Top of Records shown
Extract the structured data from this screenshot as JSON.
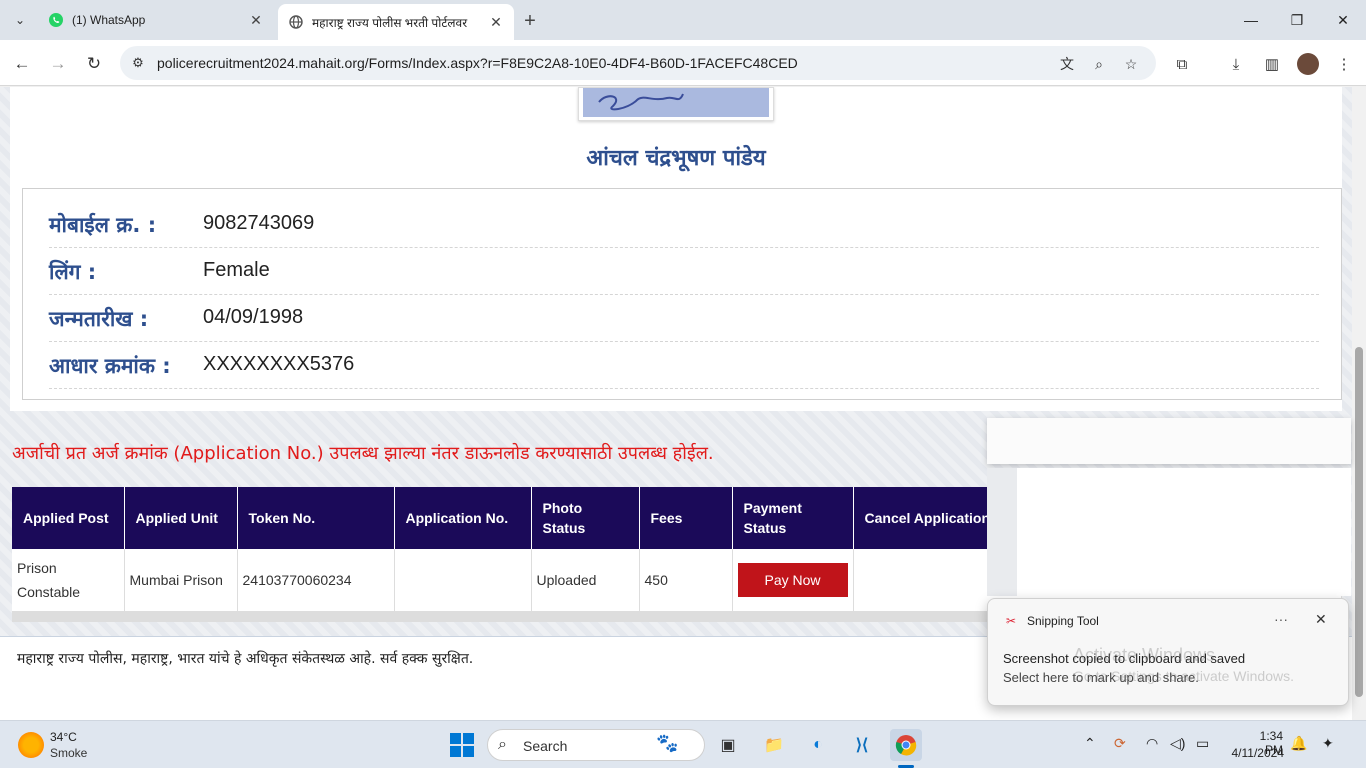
{
  "browser": {
    "tabs": [
      {
        "title": "(1) WhatsApp",
        "icon": "whatsapp-icon"
      },
      {
        "title": "महाराष्ट्र राज्य पोलीस भरती पोर्टलवर",
        "icon": "globe-icon"
      }
    ],
    "url": "policerecruitment2024.mahait.org/Forms/Index.aspx?r=F8E9C2A8-10E0-4DF4-B60D-1FACEFC48CED"
  },
  "page": {
    "candidate_name": "आंचल चंद्रभूषण पांडेय",
    "info": [
      {
        "label": "मोबाईल क्र. :",
        "value": "9082743069"
      },
      {
        "label": "लिंग :",
        "value": "Female"
      },
      {
        "label": "जन्मतारीख :",
        "value": "04/09/1998"
      },
      {
        "label": "आधार क्रमांक :",
        "value": "XXXXXXXX5376"
      }
    ],
    "notice": "अर्जाची प्रत अर्ज क्रमांक (Application No.) उपलब्ध झाल्या नंतर डाऊनलोड करण्यासाठी उपलब्ध होईल.",
    "table": {
      "headers": [
        "Applied Post",
        "Applied Unit",
        "Token No.",
        "Application No.",
        "Photo Status",
        "Fees",
        "Payment Status",
        "Cancel Application"
      ],
      "rows": [
        {
          "post": "Prison Constable",
          "unit": "Mumbai Prison",
          "token": "24103770060234",
          "app_no": "",
          "photo": "Uploaded",
          "fees": "450",
          "pay_label": "Pay Now",
          "cancel": ""
        }
      ]
    },
    "footer": "महाराष्ट्र राज्य पोलीस, महाराष्ट्र, भारत यांचे हे अधिकृत संकेतस्थळ आहे. सर्व हक्क सुरक्षित."
  },
  "notification": {
    "app": "Snipping Tool",
    "title": "Screenshot copied to clipboard and saved",
    "subtitle": "Select here to mark up and share.",
    "watermark": "Activate Windows",
    "watermark_sub": "Go to Settings to activate Windows."
  },
  "taskbar": {
    "weather_temp": "34°C",
    "weather_cond": "Smoke",
    "search_placeholder": "Search",
    "time": "1:34 PM",
    "date": "4/11/2024"
  },
  "colors": {
    "table_header": "#1b0a59",
    "pay_button": "#c0141a",
    "label_blue": "#2e4f8e",
    "notice_red": "#e11b1b"
  }
}
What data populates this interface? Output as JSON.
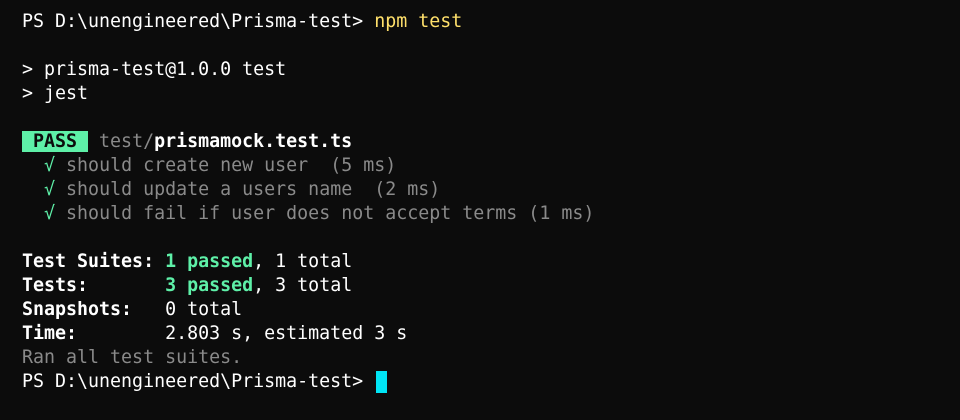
{
  "prompt1": {
    "path": "PS D:\\unengineered\\Prisma-test> ",
    "command": "npm test"
  },
  "script": {
    "line1": "> prisma-test@1.0.0 test",
    "line2": "> jest"
  },
  "result": {
    "badge": "PASS",
    "dir": "test/",
    "file": "prismamock.test.ts",
    "tests": [
      {
        "mark": "√",
        "text": "should create new user  (5 ms)"
      },
      {
        "mark": "√",
        "text": "should update a users name  (2 ms)"
      },
      {
        "mark": "√",
        "text": "should fail if user does not accept terms (1 ms)"
      }
    ]
  },
  "summary": {
    "suites_label": "Test Suites: ",
    "suites_passed": "1 passed",
    "suites_total": ", 1 total",
    "tests_label": "Tests:       ",
    "tests_passed": "3 passed",
    "tests_total": ", 3 total",
    "snapshots_label": "Snapshots:   ",
    "snapshots_value": "0 total",
    "time_label": "Time:        ",
    "time_value": "2.803 s, estimated 3 s",
    "ran": "Ran all test suites."
  },
  "prompt2": {
    "path": "PS D:\\unengineered\\Prisma-test> "
  },
  "colors": {
    "background": "#0c0c0c",
    "pass_badge": "#5ef0a8",
    "command": "#ffe06b",
    "cursor": "#00e5f5"
  }
}
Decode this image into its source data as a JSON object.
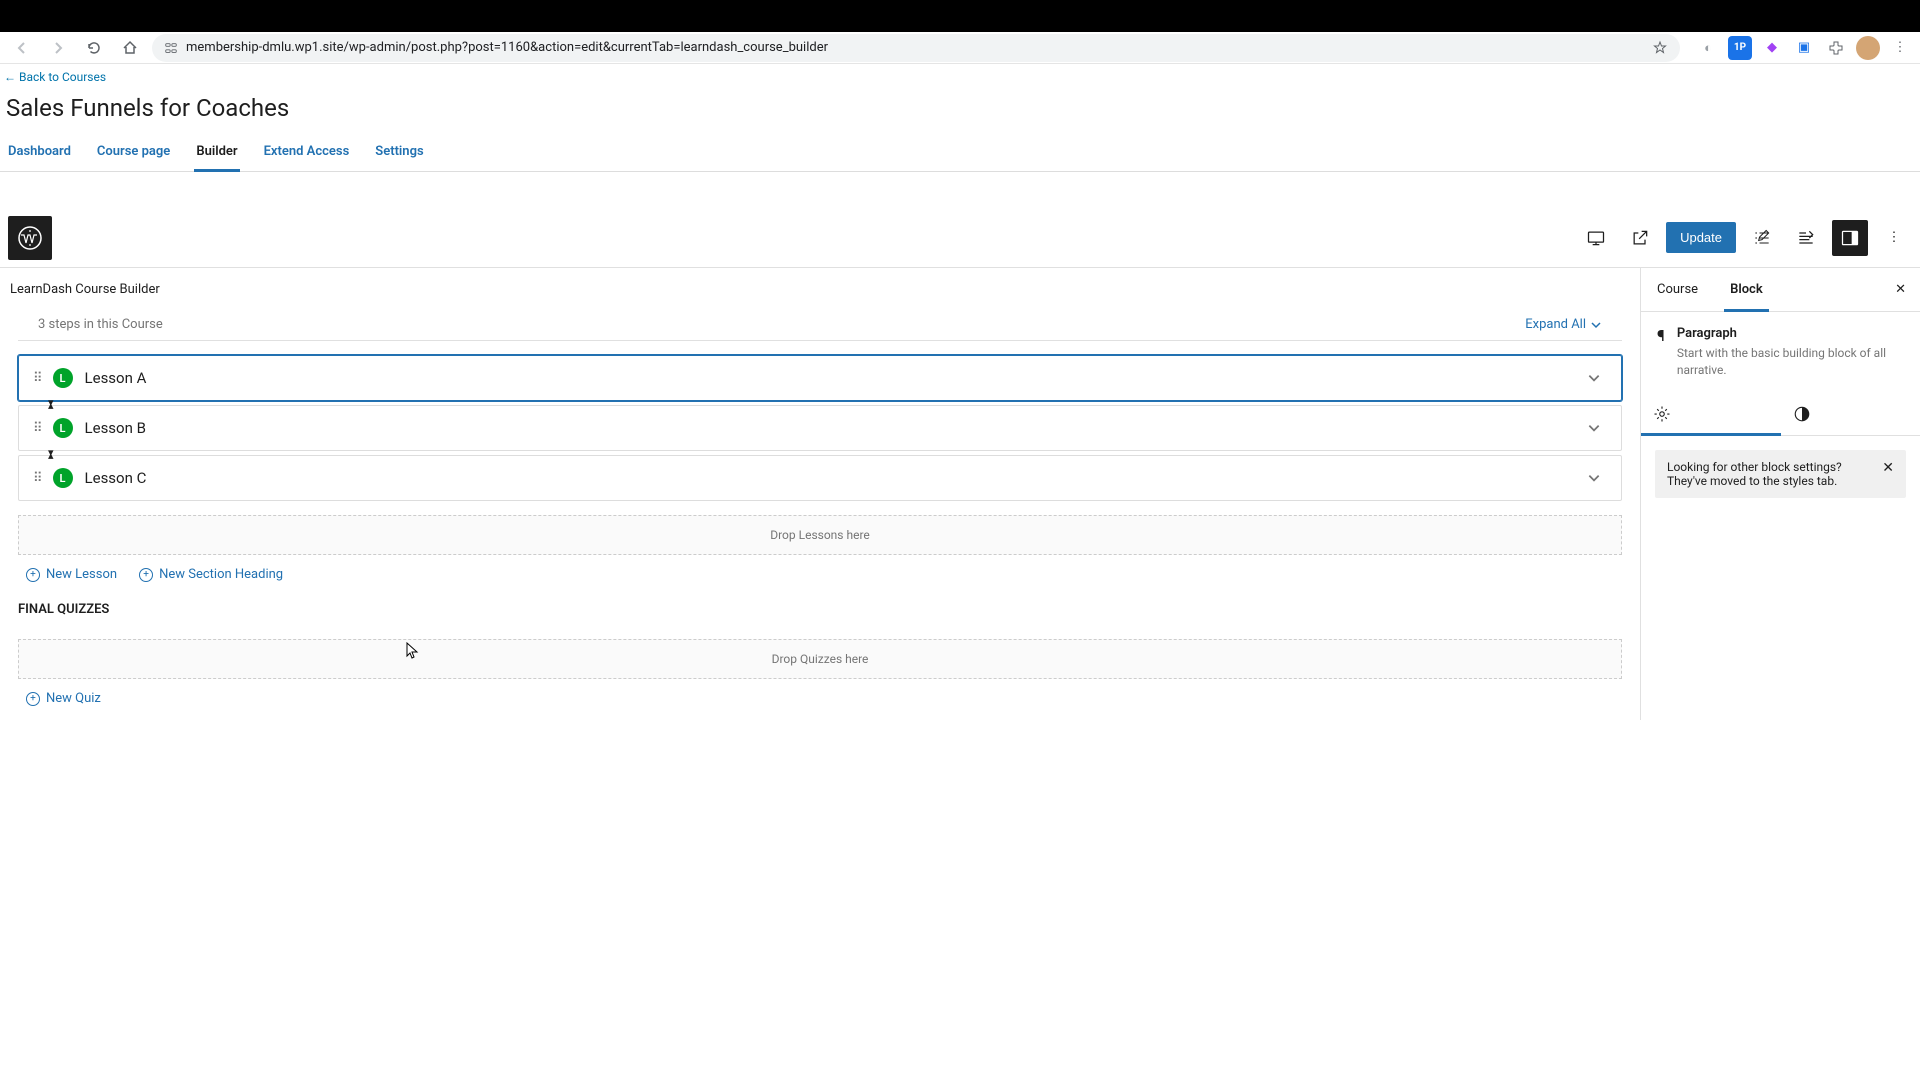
{
  "browser": {
    "url": "membership-dmlu.wp1.site/wp-admin/post.php?post=1160&action=edit&currentTab=learndash_course_builder"
  },
  "nav": {
    "back_to_courses": "← Back to Courses"
  },
  "page": {
    "title": "Sales Funnels for Coaches"
  },
  "tabs": {
    "dashboard": "Dashboard",
    "course_page": "Course page",
    "builder": "Builder",
    "extend_access": "Extend Access",
    "settings": "Settings"
  },
  "toolbar": {
    "update": "Update"
  },
  "builder": {
    "header": "LearnDash Course Builder",
    "steps": "3 steps in this Course",
    "expand_all": "Expand All",
    "lessons": [
      {
        "badge": "L",
        "name": "Lesson A"
      },
      {
        "badge": "L",
        "name": "Lesson B"
      },
      {
        "badge": "L",
        "name": "Lesson C"
      }
    ],
    "drop_lessons": "Drop Lessons here",
    "new_lesson": "New Lesson",
    "new_section": "New Section Heading",
    "final_quizzes": "FINAL QUIZZES",
    "drop_quizzes": "Drop Quizzes here",
    "new_quiz": "New Quiz"
  },
  "sidebar": {
    "tabs": {
      "course": "Course",
      "block": "Block"
    },
    "block": {
      "name": "Paragraph",
      "desc": "Start with the basic building block of all narrative."
    },
    "hint": "Looking for other block settings? They've moved to the styles tab."
  }
}
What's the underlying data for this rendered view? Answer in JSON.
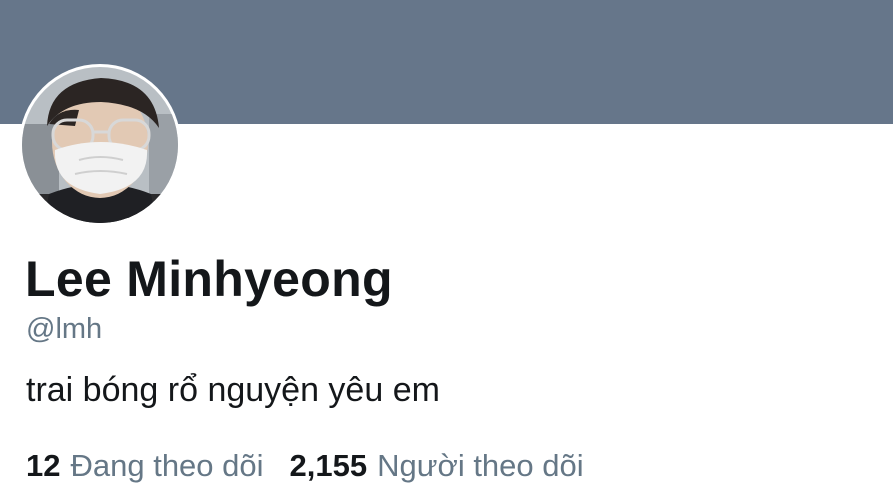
{
  "profile": {
    "display_name": "Lee Minhyeong",
    "handle": "@lmh",
    "bio": "trai bóng rổ nguyện yêu em"
  },
  "stats": {
    "following_count": "12",
    "following_label": "Đang theo dõi",
    "followers_count": "2,155",
    "followers_label": "Người theo dõi"
  },
  "colors": {
    "banner": "#66768a",
    "primary_text": "#14171a",
    "secondary_text": "#657786"
  }
}
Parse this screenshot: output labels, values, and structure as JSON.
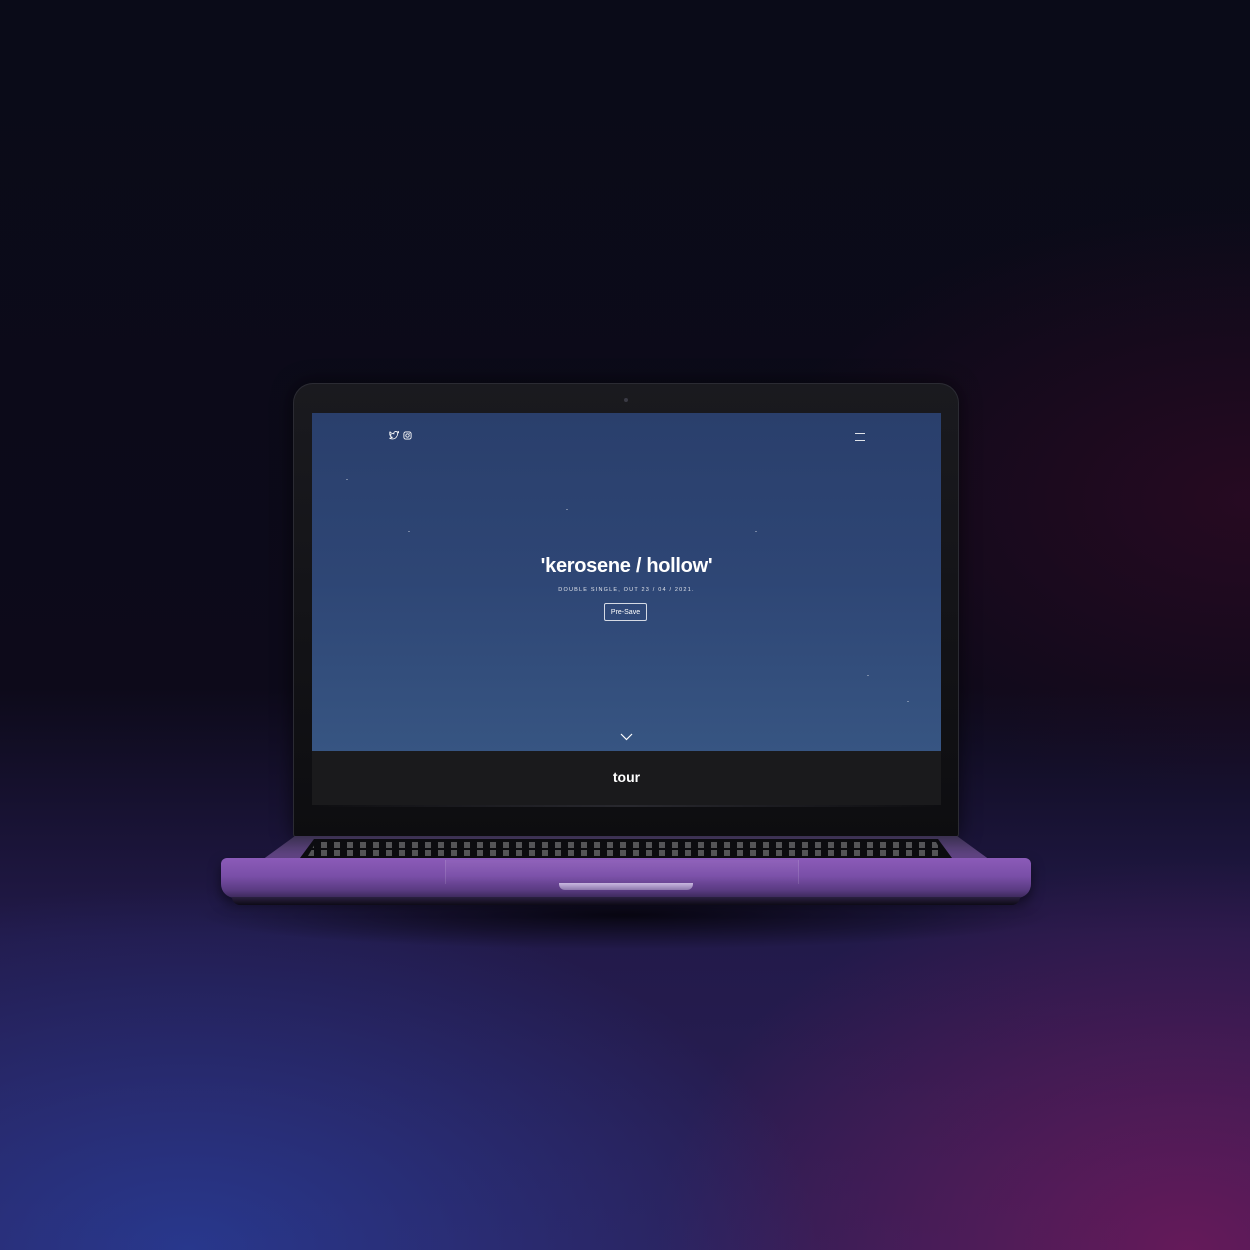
{
  "site": {
    "header": {
      "social_icons": [
        "twitter-icon",
        "instagram-icon"
      ],
      "menu_icon": "hamburger-menu-icon"
    },
    "hero": {
      "title": "'kerosene / hollow'",
      "subtitle": "DOUBLE SINGLE, OUT 23 / 04 / 2021.",
      "cta_label": "Pre-Save",
      "scroll_icon": "chevron-down-icon"
    },
    "section": {
      "label": "tour"
    }
  },
  "colors": {
    "hero_top": "#2a3f6c",
    "hero_bottom": "#375582",
    "section_bg": "#1a1a1c",
    "text": "#ffffff",
    "laptop_body": "#7a4fa8"
  }
}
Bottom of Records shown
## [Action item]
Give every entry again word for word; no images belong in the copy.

## [Problem solution]
Extract the structured data from this screenshot as JSON.
{
  "browser": {
    "tabs": [
      {
        "title": "(1) WhatsApp",
        "icon": "whatsapp-icon"
      },
      {
        "title": "महाराष्ट्र राज्य पोलीस भरती पोर्टलवर",
        "icon": "globe-icon"
      }
    ],
    "url": "policerecruitment2024.mahait.org/Forms/Index.aspx?r=F8E9C2A8-10E0-4DF4-B60D-1FACEFC48CED"
  },
  "page": {
    "candidate_name": "आंचल चंद्रभूषण पांडेय",
    "info": [
      {
        "label": "मोबाईल क्र. :",
        "value": "9082743069"
      },
      {
        "label": "लिंग :",
        "value": "Female"
      },
      {
        "label": "जन्मतारीख :",
        "value": "04/09/1998"
      },
      {
        "label": "आधार क्रमांक :",
        "value": "XXXXXXXX5376"
      }
    ],
    "notice": "अर्जाची प्रत अर्ज क्रमांक (Application No.) उपलब्ध झाल्या नंतर डाऊनलोड करण्यासाठी उपलब्ध होईल.",
    "table": {
      "headers": [
        "Applied Post",
        "Applied Unit",
        "Token No.",
        "Application No.",
        "Photo Status",
        "Fees",
        "Payment Status",
        "Cancel Application"
      ],
      "rows": [
        {
          "post": "Prison Constable",
          "unit": "Mumbai Prison",
          "token": "24103770060234",
          "app_no": "",
          "photo": "Uploaded",
          "fees": "450",
          "pay_label": "Pay Now",
          "cancel": ""
        }
      ]
    },
    "footer": "महाराष्ट्र राज्य पोलीस, महाराष्ट्र, भारत यांचे हे अधिकृत संकेतस्थळ आहे. सर्व हक्क सुरक्षित."
  },
  "notification": {
    "app": "Snipping Tool",
    "title": "Screenshot copied to clipboard and saved",
    "subtitle": "Select here to mark up and share.",
    "watermark": "Activate Windows",
    "watermark_sub": "Go to Settings to activate Windows."
  },
  "taskbar": {
    "weather_temp": "34°C",
    "weather_cond": "Smoke",
    "search_placeholder": "Search",
    "time": "1:34 PM",
    "date": "4/11/2024"
  },
  "colors": {
    "table_header": "#1b0a59",
    "pay_button": "#c0141a",
    "label_blue": "#2e4f8e",
    "notice_red": "#e11b1b"
  }
}
What data populates this interface? Output as JSON.
{
  "prompt1": {
    "path": "PS D:\\unengineered\\Prisma-test> ",
    "command": "npm test"
  },
  "script": {
    "line1": "> prisma-test@1.0.0 test",
    "line2": "> jest"
  },
  "result": {
    "badge": "PASS",
    "dir": "test/",
    "file": "prismamock.test.ts",
    "tests": [
      {
        "mark": "√",
        "text": "should create new user  (5 ms)"
      },
      {
        "mark": "√",
        "text": "should update a users name  (2 ms)"
      },
      {
        "mark": "√",
        "text": "should fail if user does not accept terms (1 ms)"
      }
    ]
  },
  "summary": {
    "suites_label": "Test Suites: ",
    "suites_passed": "1 passed",
    "suites_total": ", 1 total",
    "tests_label": "Tests:       ",
    "tests_passed": "3 passed",
    "tests_total": ", 3 total",
    "snapshots_label": "Snapshots:   ",
    "snapshots_value": "0 total",
    "time_label": "Time:        ",
    "time_value": "2.803 s, estimated 3 s",
    "ran": "Ran all test suites."
  },
  "prompt2": {
    "path": "PS D:\\unengineered\\Prisma-test> "
  },
  "colors": {
    "background": "#0c0c0c",
    "pass_badge": "#5ef0a8",
    "command": "#ffe06b",
    "cursor": "#00e5f5"
  }
}
Decode this image into its source data as a JSON object.
{
  "browser": {
    "url": "membership-dmlu.wp1.site/wp-admin/post.php?post=1160&action=edit&currentTab=learndash_course_builder"
  },
  "nav": {
    "back_to_courses": "← Back to Courses"
  },
  "page": {
    "title": "Sales Funnels for Coaches"
  },
  "tabs": {
    "dashboard": "Dashboard",
    "course_page": "Course page",
    "builder": "Builder",
    "extend_access": "Extend Access",
    "settings": "Settings"
  },
  "toolbar": {
    "update": "Update"
  },
  "builder": {
    "header": "LearnDash Course Builder",
    "steps": "3 steps in this Course",
    "expand_all": "Expand All",
    "lessons": [
      {
        "badge": "L",
        "name": "Lesson A"
      },
      {
        "badge": "L",
        "name": "Lesson B"
      },
      {
        "badge": "L",
        "name": "Lesson C"
      }
    ],
    "drop_lessons": "Drop Lessons here",
    "new_lesson": "New Lesson",
    "new_section": "New Section Heading",
    "final_quizzes": "FINAL QUIZZES",
    "drop_quizzes": "Drop Quizzes here",
    "new_quiz": "New Quiz"
  },
  "sidebar": {
    "tabs": {
      "course": "Course",
      "block": "Block"
    },
    "block": {
      "name": "Paragraph",
      "desc": "Start with the basic building block of all narrative."
    },
    "hint": "Looking for other block settings? They've moved to the styles tab."
  }
}
What's the underlying data for this rendered view? Answer in JSON.
{
  "profile": {
    "display_name": "Lee Minhyeong",
    "handle": "@lmh",
    "bio": "trai bóng rổ nguyện yêu em"
  },
  "stats": {
    "following_count": "12",
    "following_label": "Đang theo dõi",
    "followers_count": "2,155",
    "followers_label": "Người theo dõi"
  },
  "colors": {
    "banner": "#66768a",
    "primary_text": "#14171a",
    "secondary_text": "#657786"
  }
}
Parse this screenshot: output labels, values, and structure as JSON.
{
  "site": {
    "header": {
      "social_icons": [
        "twitter-icon",
        "instagram-icon"
      ],
      "menu_icon": "hamburger-menu-icon"
    },
    "hero": {
      "title": "'kerosene / hollow'",
      "subtitle": "DOUBLE SINGLE, OUT 23 / 04 / 2021.",
      "cta_label": "Pre-Save",
      "scroll_icon": "chevron-down-icon"
    },
    "section": {
      "label": "tour"
    }
  },
  "colors": {
    "hero_top": "#2a3f6c",
    "hero_bottom": "#375582",
    "section_bg": "#1a1a1c",
    "text": "#ffffff",
    "laptop_body": "#7a4fa8"
  }
}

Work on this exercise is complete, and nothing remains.